Entries shown >>
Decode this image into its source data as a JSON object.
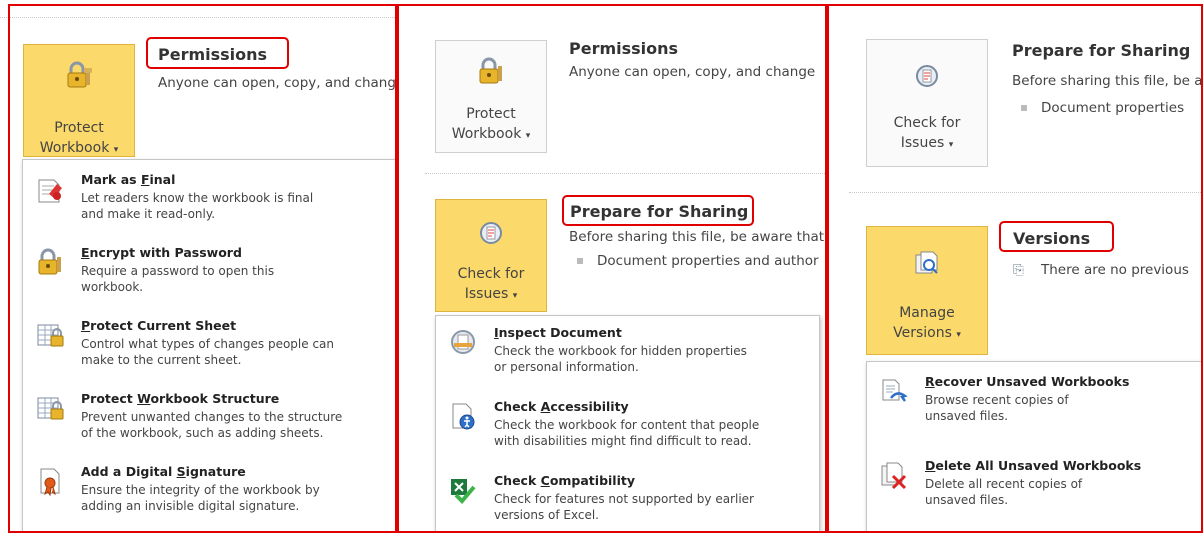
{
  "panel1": {
    "button": {
      "line1": "Protect",
      "line2": "Workbook"
    },
    "title": "Permissions",
    "desc": "Anyone can open, copy, and change",
    "menu": [
      {
        "pre": "Mark as ",
        "key": "F",
        "post": "inal",
        "desc1": "Let readers know the workbook is final",
        "desc2": "and make it read-only."
      },
      {
        "pre": "",
        "key": "E",
        "post": "ncrypt with Password",
        "desc1": "Require a password to open this",
        "desc2": "workbook."
      },
      {
        "pre": "",
        "key": "P",
        "post": "rotect Current Sheet",
        "desc1": "Control what types of changes people can",
        "desc2": "make to the current sheet."
      },
      {
        "pre": "Protect ",
        "key": "W",
        "post": "orkbook Structure",
        "desc1": "Prevent unwanted changes to the structure",
        "desc2": "of the workbook, such as adding sheets."
      },
      {
        "pre": "Add a Digital ",
        "key": "S",
        "post": "ignature",
        "desc1": "Ensure the integrity of the workbook by",
        "desc2": "adding an invisible digital signature."
      }
    ]
  },
  "panel2": {
    "top": {
      "button": {
        "line1": "Protect",
        "line2": "Workbook"
      },
      "title": "Permissions",
      "desc": "Anyone can open, copy, and change"
    },
    "button": {
      "line1": "Check for",
      "line2": "Issues"
    },
    "title": "Prepare for Sharing",
    "desc": "Before sharing this file, be aware that",
    "bullet": "Document properties and author",
    "menu": [
      {
        "pre": "",
        "key": "I",
        "post": "nspect Document",
        "desc1": "Check the workbook for hidden properties",
        "desc2": "or personal information."
      },
      {
        "pre": "Check ",
        "key": "A",
        "post": "ccessibility",
        "desc1": "Check the workbook for content that people",
        "desc2": "with disabilities might find difficult to read."
      },
      {
        "pre": "Check ",
        "key": "C",
        "post": "ompatibility",
        "desc1": "Check for features not supported by earlier",
        "desc2": "versions of Excel."
      }
    ]
  },
  "panel3": {
    "top": {
      "button": {
        "line1": "Check for",
        "line2": "Issues"
      },
      "title": "Prepare for Sharing",
      "desc": "Before sharing this file, be aware",
      "bullet": "Document properties"
    },
    "button": {
      "line1": "Manage",
      "line2": "Versions"
    },
    "title": "Versions",
    "desc": "There are no previous",
    "menu": [
      {
        "pre": "",
        "key": "R",
        "post": "ecover Unsaved Workbooks",
        "desc1": "Browse recent copies of",
        "desc2": "unsaved files."
      },
      {
        "pre": "",
        "key": "D",
        "post": "elete All Unsaved Workbooks",
        "desc1": "Delete all recent copies of",
        "desc2": "unsaved files."
      }
    ]
  },
  "colors": {
    "frame": "#e00000",
    "active_button": "#fbd96a"
  }
}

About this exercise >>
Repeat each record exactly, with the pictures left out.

Solved exercise >>
Decode this image into its source data as a JSON object.
{
  "panel1": {
    "button": {
      "line1": "Protect",
      "line2": "Workbook"
    },
    "title": "Permissions",
    "desc": "Anyone can open, copy, and change",
    "menu": [
      {
        "pre": "Mark as ",
        "key": "F",
        "post": "inal",
        "desc1": "Let readers know the workbook is final",
        "desc2": "and make it read-only."
      },
      {
        "pre": "",
        "key": "E",
        "post": "ncrypt with Password",
        "desc1": "Require a password to open this",
        "desc2": "workbook."
      },
      {
        "pre": "",
        "key": "P",
        "post": "rotect Current Sheet",
        "desc1": "Control what types of changes people can",
        "desc2": "make to the current sheet."
      },
      {
        "pre": "Protect ",
        "key": "W",
        "post": "orkbook Structure",
        "desc1": "Prevent unwanted changes to the structure",
        "desc2": "of the workbook, such as adding sheets."
      },
      {
        "pre": "Add a Digital ",
        "key": "S",
        "post": "ignature",
        "desc1": "Ensure the integrity of the workbook by",
        "desc2": "adding an invisible digital signature."
      }
    ]
  },
  "panel2": {
    "top": {
      "button": {
        "line1": "Protect",
        "line2": "Workbook"
      },
      "title": "Permissions",
      "desc": "Anyone can open, copy, and change"
    },
    "button": {
      "line1": "Check for",
      "line2": "Issues"
    },
    "title": "Prepare for Sharing",
    "desc": "Before sharing this file, be aware that",
    "bullet": "Document properties and author",
    "menu": [
      {
        "pre": "",
        "key": "I",
        "post": "nspect Document",
        "desc1": "Check the workbook for hidden properties",
        "desc2": "or personal information."
      },
      {
        "pre": "Check ",
        "key": "A",
        "post": "ccessibility",
        "desc1": "Check the workbook for content that people",
        "desc2": "with disabilities might find difficult to read."
      },
      {
        "pre": "Check ",
        "key": "C",
        "post": "ompatibility",
        "desc1": "Check for features not supported by earlier",
        "desc2": "versions of Excel."
      }
    ]
  },
  "panel3": {
    "top": {
      "button": {
        "line1": "Check for",
        "line2": "Issues"
      },
      "title": "Prepare for Sharing",
      "desc": "Before sharing this file, be aware",
      "bullet": "Document properties"
    },
    "button": {
      "line1": "Manage",
      "line2": "Versions"
    },
    "title": "Versions",
    "desc": "There are no previous",
    "menu": [
      {
        "pre": "",
        "key": "R",
        "post": "ecover Unsaved Workbooks",
        "desc1": "Browse recent copies of",
        "desc2": "unsaved files."
      },
      {
        "pre": "",
        "key": "D",
        "post": "elete All Unsaved Workbooks",
        "desc1": "Delete all recent copies of",
        "desc2": "unsaved files."
      }
    ]
  },
  "colors": {
    "frame": "#e00000",
    "active_button": "#fbd96a"
  }
}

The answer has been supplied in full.